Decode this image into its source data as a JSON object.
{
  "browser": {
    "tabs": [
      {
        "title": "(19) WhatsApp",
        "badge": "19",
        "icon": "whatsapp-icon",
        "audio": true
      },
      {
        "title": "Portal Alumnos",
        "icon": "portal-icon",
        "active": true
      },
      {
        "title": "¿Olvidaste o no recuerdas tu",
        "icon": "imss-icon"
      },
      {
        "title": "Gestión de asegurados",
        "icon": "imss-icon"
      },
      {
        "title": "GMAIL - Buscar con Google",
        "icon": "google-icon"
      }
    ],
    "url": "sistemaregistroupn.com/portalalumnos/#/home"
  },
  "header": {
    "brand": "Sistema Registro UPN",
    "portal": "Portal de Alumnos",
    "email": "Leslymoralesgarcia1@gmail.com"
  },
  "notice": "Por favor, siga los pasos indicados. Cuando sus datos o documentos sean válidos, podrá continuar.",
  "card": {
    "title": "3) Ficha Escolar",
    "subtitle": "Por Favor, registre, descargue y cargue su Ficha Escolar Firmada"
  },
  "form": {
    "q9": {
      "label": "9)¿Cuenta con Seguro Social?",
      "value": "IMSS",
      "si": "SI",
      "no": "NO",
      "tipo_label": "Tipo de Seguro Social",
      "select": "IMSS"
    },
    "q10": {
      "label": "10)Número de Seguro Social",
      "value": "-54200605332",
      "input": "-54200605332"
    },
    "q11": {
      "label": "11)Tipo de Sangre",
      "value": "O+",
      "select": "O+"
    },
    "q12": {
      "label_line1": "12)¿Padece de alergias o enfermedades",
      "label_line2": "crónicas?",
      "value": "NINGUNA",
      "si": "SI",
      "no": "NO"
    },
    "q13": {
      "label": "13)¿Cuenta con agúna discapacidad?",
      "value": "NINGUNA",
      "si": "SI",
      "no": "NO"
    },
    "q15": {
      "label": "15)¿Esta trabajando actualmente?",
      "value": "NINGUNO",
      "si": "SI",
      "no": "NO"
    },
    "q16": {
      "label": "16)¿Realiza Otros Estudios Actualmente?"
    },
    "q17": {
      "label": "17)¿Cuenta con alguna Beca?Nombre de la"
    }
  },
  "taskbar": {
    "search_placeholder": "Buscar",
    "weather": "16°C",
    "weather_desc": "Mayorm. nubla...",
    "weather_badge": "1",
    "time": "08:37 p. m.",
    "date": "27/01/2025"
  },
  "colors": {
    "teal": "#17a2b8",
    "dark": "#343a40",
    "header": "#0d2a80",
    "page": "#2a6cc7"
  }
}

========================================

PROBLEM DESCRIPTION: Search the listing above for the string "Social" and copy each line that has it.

RESPONSE BOX:
      "label": "9)¿Cuenta con Seguro Social?",
      "tipo_label": "Tipo de Seguro Social",
      "label": "10)Número de Seguro Social",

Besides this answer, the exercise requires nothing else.